The “stone” was added to an outdoor plaza area inside the complex the Jones Day law firm.
CBS has been using the property, which includes Capitol Hill views a “skybox” style studio, as a temporary home for “Face the Nation” as the show’s main studio, which opened in May 2018, undergoes “adjustments,” as “Face” host Margaret Brennan put it.
O’Donnell, who lives in Washington, D.C., anchored “CBS Evening News” from Capitol Hill Monday as more news surrounding the impeachment inquiry surfaced.
While she started the broadcast from the outdoor area atop the “stone,” she moved to the indoor studio for the remainder of the broadcast.
— Norah O'Donnell🇺🇸 (@NorahODonnell) September 30, 2019
Since O’Donnell took over in July, “Evening” has continued to be based in New York, with O’Donnell anchoring most broadcasts from Studio 57 there.
When in Washington, O’Donnell would typically anchor from the old “Face the Nation” studio, which has extensive video walls and changeable on set graphics that make it flexible enough to work for a variety of CBS shows.
Meanwhile, CBS had previously announced plans to build a new studio for O’Donnell for when “Evening News” moves to Washington in November.
Although it’s not immediately clear what is happening in the old “Face the Nation” studio, the timing of it being updated, modified or even replaced for use by “Evening” would make match up.
It’s also not immediately clear if “Face the Nation” will continue to use the modified space, sharing with “Evening News.”
The network moved its current Washington bureau and production studio in Washington in 2018, but this was before the final announcement that O’Donnell was taking over “Evening News” and it would relocate to D.C.
CBS was reportedly looking for additional studio space in Washington to build a studio for O’Donnell, but it would also make sense, from a logistics standpoint, to keep the operations in the same building.
That said, it’s not unheard of for networks to operate “satellite” studios — even ones close to their main ones.
NBC News, for example, has separate facilities for “Today,” which operates in the building across the street from where the network’s primary studios and control rooms are.
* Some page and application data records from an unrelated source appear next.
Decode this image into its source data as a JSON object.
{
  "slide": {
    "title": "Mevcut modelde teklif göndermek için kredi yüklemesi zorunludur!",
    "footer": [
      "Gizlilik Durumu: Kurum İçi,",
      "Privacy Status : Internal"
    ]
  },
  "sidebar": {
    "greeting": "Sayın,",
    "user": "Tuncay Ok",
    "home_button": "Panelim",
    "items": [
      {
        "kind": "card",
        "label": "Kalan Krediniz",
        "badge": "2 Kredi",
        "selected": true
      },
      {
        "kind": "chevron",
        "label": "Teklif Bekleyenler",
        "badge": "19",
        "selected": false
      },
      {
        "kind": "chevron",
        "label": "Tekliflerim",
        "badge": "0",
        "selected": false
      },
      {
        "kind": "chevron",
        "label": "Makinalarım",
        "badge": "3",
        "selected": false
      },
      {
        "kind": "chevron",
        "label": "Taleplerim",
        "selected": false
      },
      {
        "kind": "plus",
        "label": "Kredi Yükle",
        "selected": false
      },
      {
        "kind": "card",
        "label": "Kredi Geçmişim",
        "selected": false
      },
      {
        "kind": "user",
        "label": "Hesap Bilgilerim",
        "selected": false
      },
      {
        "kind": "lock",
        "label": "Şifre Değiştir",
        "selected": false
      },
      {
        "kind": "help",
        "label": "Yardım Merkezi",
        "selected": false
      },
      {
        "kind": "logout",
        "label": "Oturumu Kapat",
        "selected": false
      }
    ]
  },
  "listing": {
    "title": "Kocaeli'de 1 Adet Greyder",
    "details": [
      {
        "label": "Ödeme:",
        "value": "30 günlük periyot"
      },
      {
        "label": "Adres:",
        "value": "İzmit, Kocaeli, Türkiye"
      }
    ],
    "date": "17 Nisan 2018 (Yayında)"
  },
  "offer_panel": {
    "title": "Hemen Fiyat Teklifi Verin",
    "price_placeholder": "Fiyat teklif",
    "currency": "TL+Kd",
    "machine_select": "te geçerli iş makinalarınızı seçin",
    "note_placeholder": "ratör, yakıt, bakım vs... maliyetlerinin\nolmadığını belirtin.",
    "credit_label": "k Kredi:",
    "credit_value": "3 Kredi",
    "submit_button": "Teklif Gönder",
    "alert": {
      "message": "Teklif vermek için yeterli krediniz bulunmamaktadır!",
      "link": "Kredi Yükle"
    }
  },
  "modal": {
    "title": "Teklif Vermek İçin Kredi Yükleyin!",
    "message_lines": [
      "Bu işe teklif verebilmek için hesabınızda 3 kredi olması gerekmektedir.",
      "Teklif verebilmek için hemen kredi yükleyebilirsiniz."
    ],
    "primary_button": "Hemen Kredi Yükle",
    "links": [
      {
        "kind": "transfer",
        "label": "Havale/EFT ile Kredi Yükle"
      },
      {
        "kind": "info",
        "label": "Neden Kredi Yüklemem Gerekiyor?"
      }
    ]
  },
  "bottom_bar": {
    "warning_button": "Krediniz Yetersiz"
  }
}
NBC also operated its so called “N” studios from Capitol Hill before they were destroyed by fire separate from its main bureau across town.
Since the fire, NBC has announced plans to rent out additional space in the same building, including building a streetside studio with Capitol Hill views.
Modern control room technology can be used to run programming be produced in a location across the street, the city or even around the world, though this does open up the opportunity for an additional fail point.